Thus, innovative, cost-effective, efficient, customer focused, responsive to change, or even user-friendly are not words that one usually associates with bureaucracies, and for good reason.
For example, I recently had to go to a local social security office—local when you are a rancher includes traveling 180 miles to the nearest government office—to get a replacement social security card for my son. I won’t go through the month of wasted time attempting the process through the mail that his mother suffered through.
I knew I was in trouble when the alert security guard sent me back to my car as he spotted my pocket knife. When I returned, I had the privilege of standing in line to answer several questions on a touch screen computer so that I could be issued a number that would allow me to speak to a human.

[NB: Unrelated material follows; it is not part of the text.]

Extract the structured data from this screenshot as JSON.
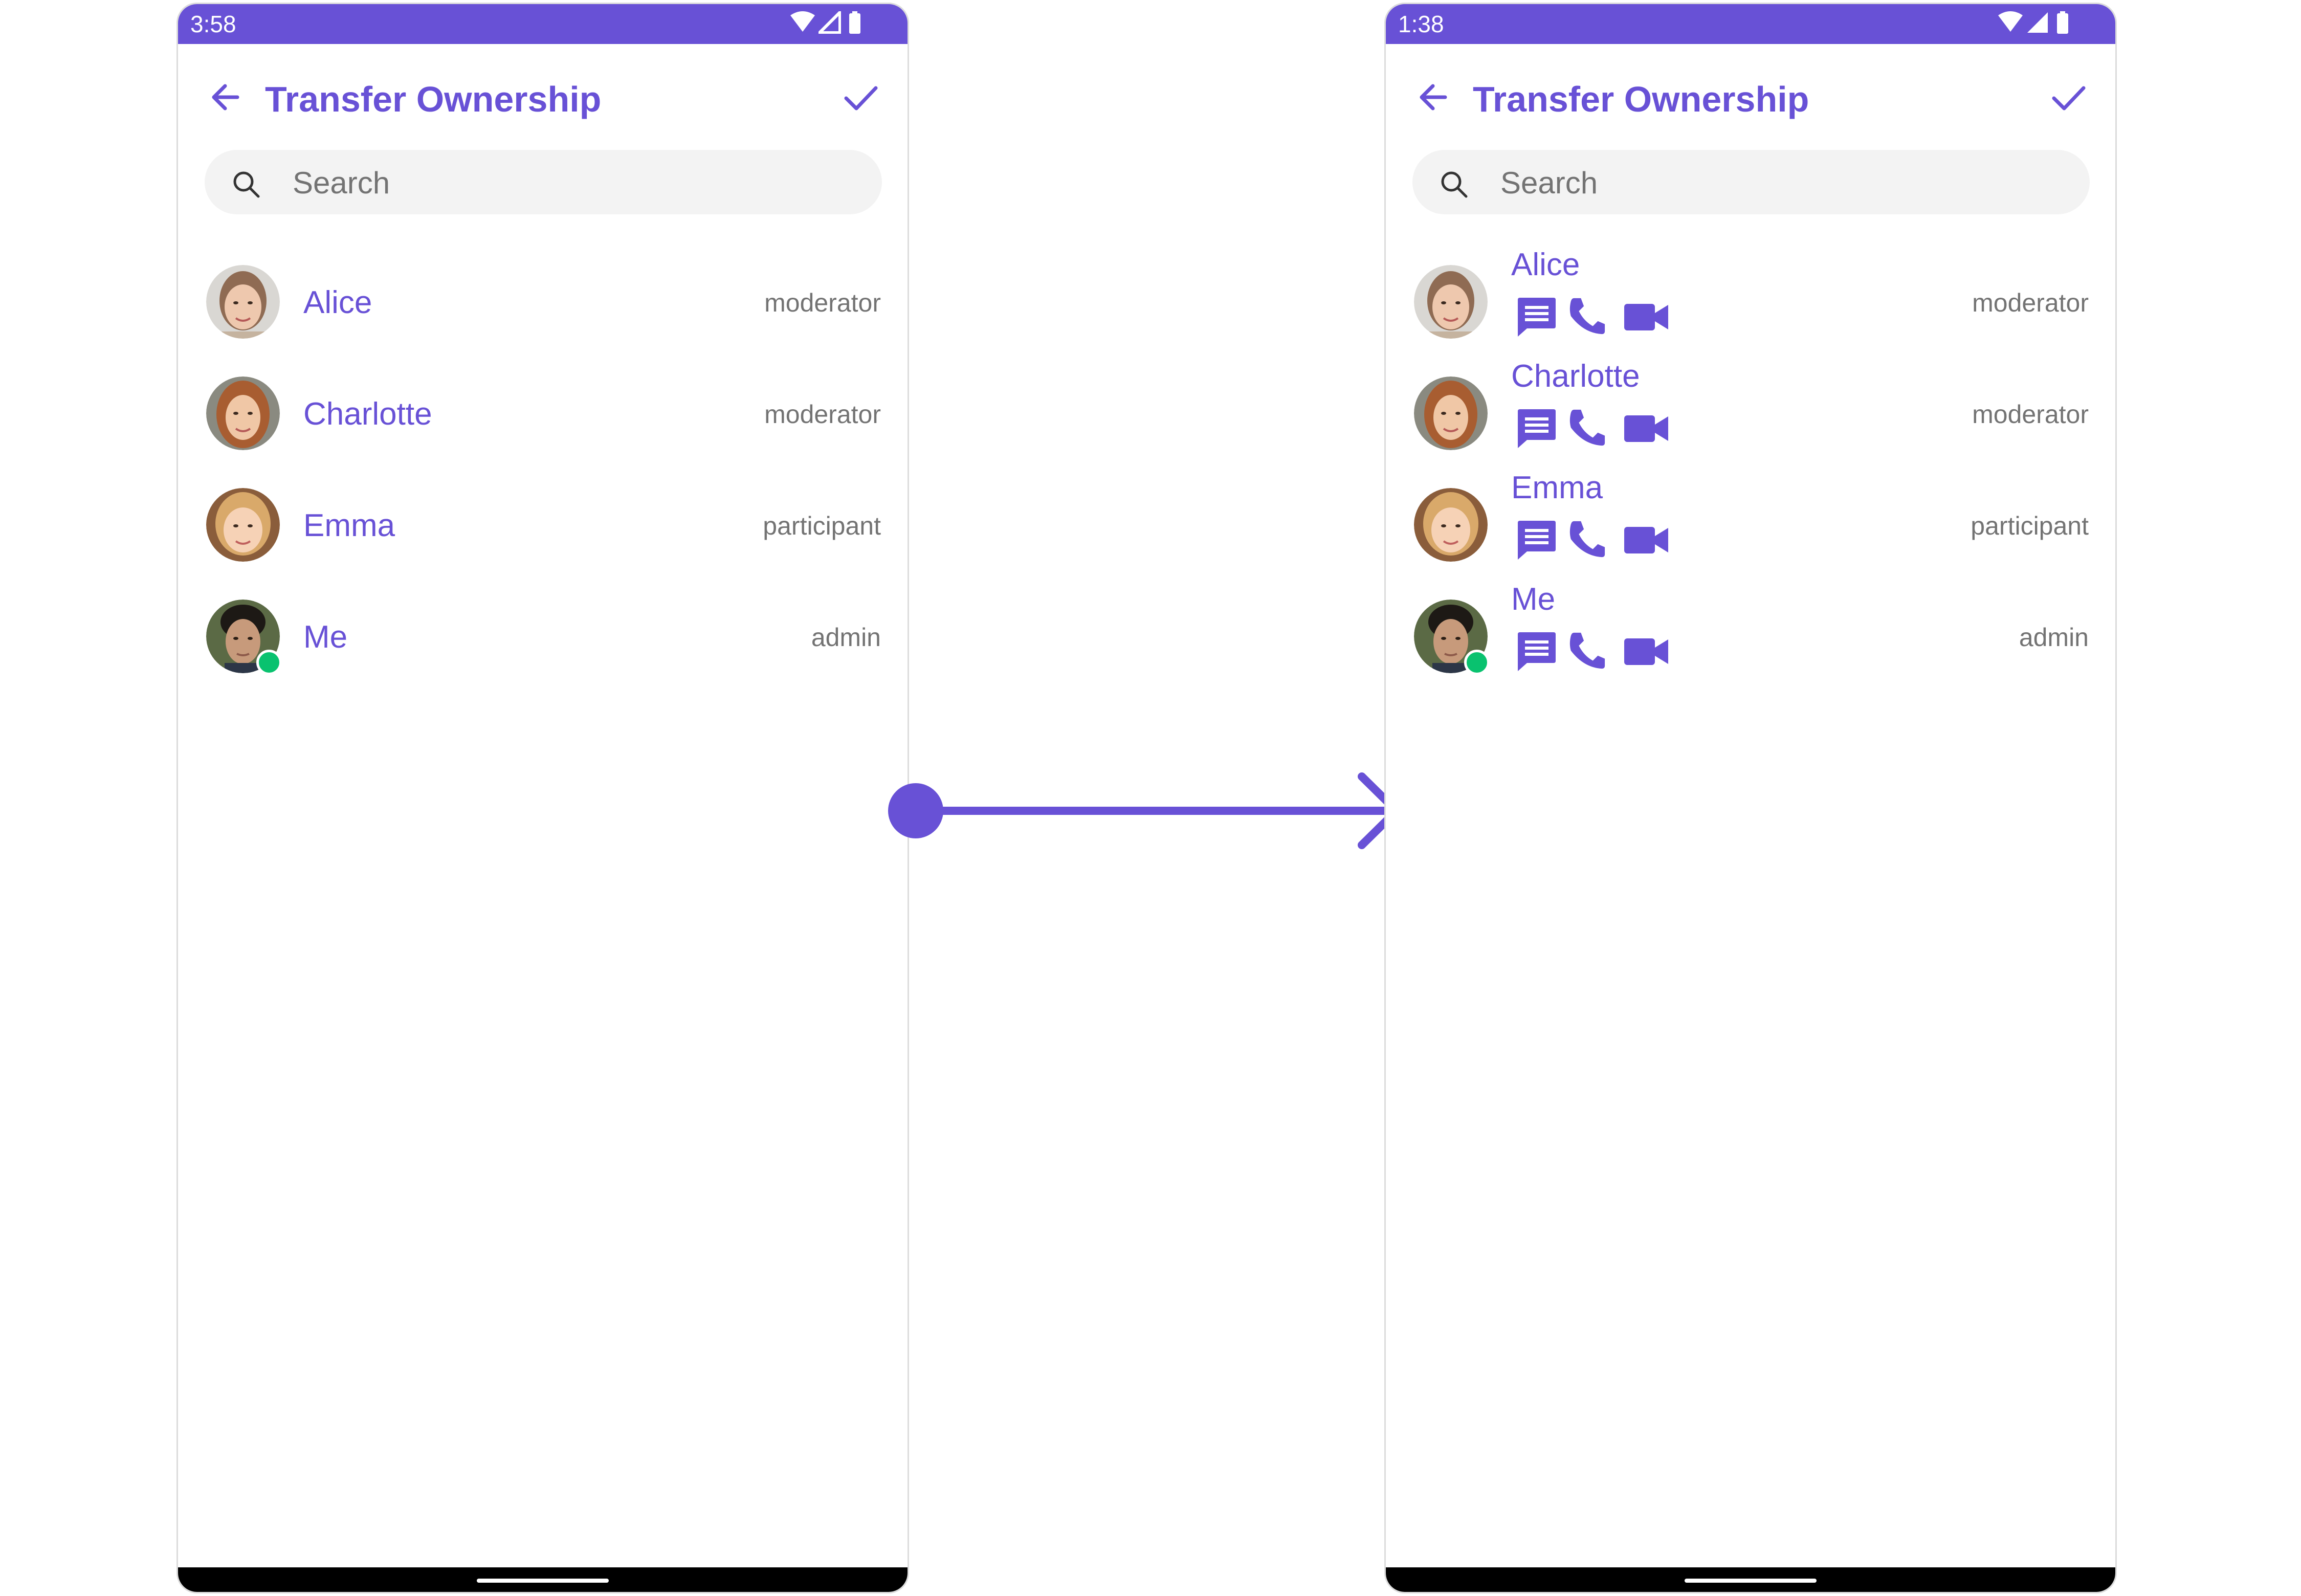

There was not enough seating so we had to stand. The only thing to do was to watch the Social Security TV network that was playing on several big screens around the room. The weather was the focal point, along with admittedly well-conceived marketing messages that would make you inclined to be supportive of the Social Security Administration (SSA) and the job it does.
The other tidbits were kind of shocking as they were highly reflective of a political agenda, which ironically was mostly focused on global warming. While I hope I never have to return to that office, I almost want to go back in a year or so and see if the new administration has changed the agenda of the SSA television network.
What struck me is that the Trump administration probably wouldn’t be able to effect that change. There are just so many layers, so many agencies, that it is almost impossible to believe that they could ever get that far down their priority list.
Sitting there waiting for my number to be called, I couldn’t help but overhear the conversations between desperate people who were needing problems resolved and the absolute indifference to their situations by the people working there and their rigid adherence to a set of rules.
My problem was solved instantly. Why it required a 7-hour drive and 2 hours of waiting, when it should have taken a 30 second phone call, is something I never will understand. But it did make me understand something I had never taken the time to contemplate before.
My state is unique as far as ranching goes. One side of the state operates in relative freedom from government, land is almost universally privately held and we do not have much pressure from urban governments. The other side operates largely on public lands and deals constantly with a myriad of competing interests for those lands, as well as urban and development encroachment.
Those of who us who live without having to deal with government bureaucracies tend to be a little less concerned about government; those who are forced to deal with them realize the importance of being engaged at so many levels.
Ranchers and bureaucrats are destined to not get along. Ranchers aren’t tied to rules and power grabs when it comes to problems, they are geared to fixing them proactively and as quickly as possible. Ranchers live by a code that respects others; bureaucracies by their nature are almost inclined to disdain the individual. Ranchers are inclined to action; bureaucracies to discussion.
In case you are wondering, I didn’t walk out with the card even after having to provide what seemed like 25 different proofs of our identity. Instead, the new card will be mailed in 10-14 days. If it doesn’t show up, I’m sure I'd be welcome to return to get another number next week.